For example, Phil Schiller wanted a hardware keyboard, and remained stubborn in his conviction:
The iPod phone was losing support. The executives debated which project to pursue, but Phil Schiller, Apple’s head of marketing, had an answer: Neither. He wanted a keyboard with hard buttons. The BlackBerry was arguably the first hit smartphone. It had an email client and a tiny hard keyboard. After everyone else, including Fadell, started to agree that multitouch was the way forward, Schiller became the lone holdout.
He “just sat there with his sword out every time, going, ‘No, we’ve got to have a hard keyboard. No. Hard keyboard.’ And he wouldn’t listen to reason as all of us were like, ‘No, this works now, Phil.’ And he’d say, ‘You gotta have a hard keyboard!'” Fadell says.
In fact, Jobs was incredibly insecure about whether Apple should even pursue a phone at all.
Privately, Jobs had other reservations. One former Apple executive who had daily meetings with Jobs told me that the carrier issue wasn’t his biggest hang-up. He was concerned with a lack of focus in the company, and he “wasn’t convinced that smartphones were going to be for anyone but the ‘pocket protector crowd,’ as we used to call them.”
The iPhone that would eventually change the industry wasn’t a clear vision in Steve Jobs’ mind’s eye – no, it was the result of hundreds of incredibly smart engineers trying out thousands of different ideas and solutions, and endless arguing with other engineers and management – up to and including Jobs himself – to try and convince them their particular idea was the best one.

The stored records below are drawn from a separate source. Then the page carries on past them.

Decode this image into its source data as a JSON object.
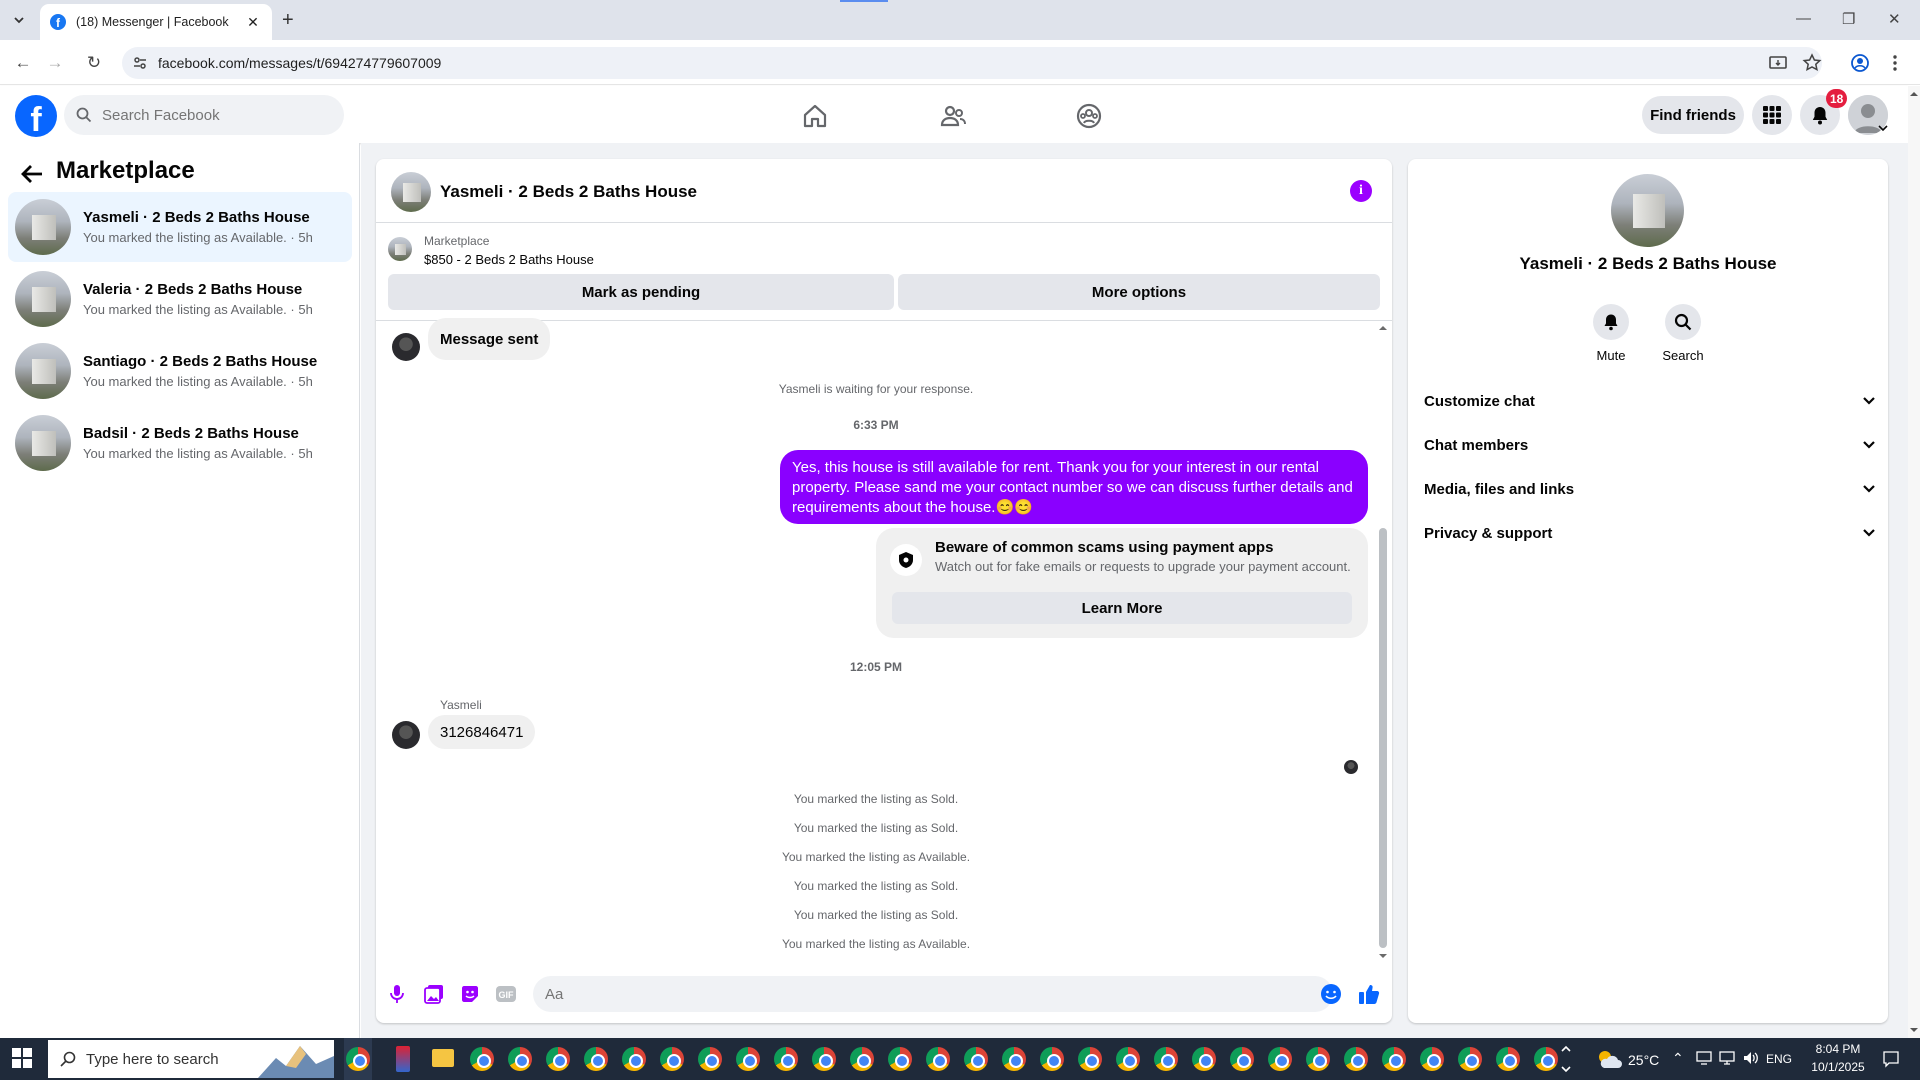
{
  "browser": {
    "tab_title": "(18) Messenger | Facebook",
    "new_tab_symbol": "+",
    "url": "facebook.com/messages/t/694274779607009"
  },
  "header": {
    "search_placeholder": "Search Facebook",
    "find_friends": "Find friends",
    "notification_count": "18",
    "nav_icons": [
      "home-icon",
      "friends-icon",
      "groups-icon"
    ]
  },
  "left": {
    "title": "Marketplace",
    "conversations": [
      {
        "name": "Yasmeli · 2 Beds 2 Baths House",
        "sub": "You marked the listing as Available. · 5h",
        "active": true
      },
      {
        "name": "Valeria · 2 Beds 2 Baths House",
        "sub": "You marked the listing as Available. · 5h",
        "active": false
      },
      {
        "name": "Santiago · 2 Beds 2 Baths House",
        "sub": "You marked the listing as Available. · 5h",
        "active": false
      },
      {
        "name": "Badsil · 2 Beds 2 Baths House",
        "sub": "You marked the listing as Available. · 5h",
        "active": false
      }
    ]
  },
  "chat": {
    "title": "Yasmeli · 2 Beds 2 Baths House",
    "marketplace_label": "Marketplace",
    "listing": "$850 - 2 Beds 2 Baths House",
    "mark_pending": "Mark as pending",
    "more_options": "More options",
    "msg_sent": "Message sent",
    "waiting": "Yasmeli is waiting for your response.",
    "time1": "6:33 PM",
    "outgoing": "Yes, this house is still available for rent. Thank you for your interest in our rental property. Please sand me your contact number so we can discuss further details and requirements about the house.😊😊",
    "scam_title": "Beware of common scams using payment apps",
    "scam_sub": "Watch out for fake emails or requests to upgrade your payment account.",
    "learn_more": "Learn More",
    "time2": "12:05 PM",
    "sender": "Yasmeli",
    "incoming": "3126846471",
    "system": [
      "You marked the listing as Sold.",
      "You marked the listing as Sold.",
      "You marked the listing as Available.",
      "You marked the listing as Sold.",
      "You marked the listing as Sold.",
      "You marked the listing as Available."
    ],
    "composer_placeholder": "Aa"
  },
  "right": {
    "name": "Yasmeli · 2 Beds 2 Baths House",
    "mute": "Mute",
    "search": "Search",
    "rows": [
      "Customize chat",
      "Chat members",
      "Media, files and links",
      "Privacy & support"
    ]
  },
  "taskbar": {
    "search_placeholder": "Type here to search",
    "temp": "25°C",
    "lang": "ENG",
    "time": "8:04 PM",
    "date": "10/1/2025"
  },
  "colors": {
    "brand": "#0866ff",
    "accent": "#8a00ff",
    "badge": "#e41e3f"
  }
}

The iPhone is the result of thousands of little and big arguments, small and huge decisions, eventually leading to one of the most transformative devices in computing history.
Jobs did not invent the iPhone. Apple’s management didn’t invent the iPhone. The iPhone was invented by hundreds of relatively nameless engineers, who poured years of their lives into it.
And a hundred years from now, nobody will remember their names.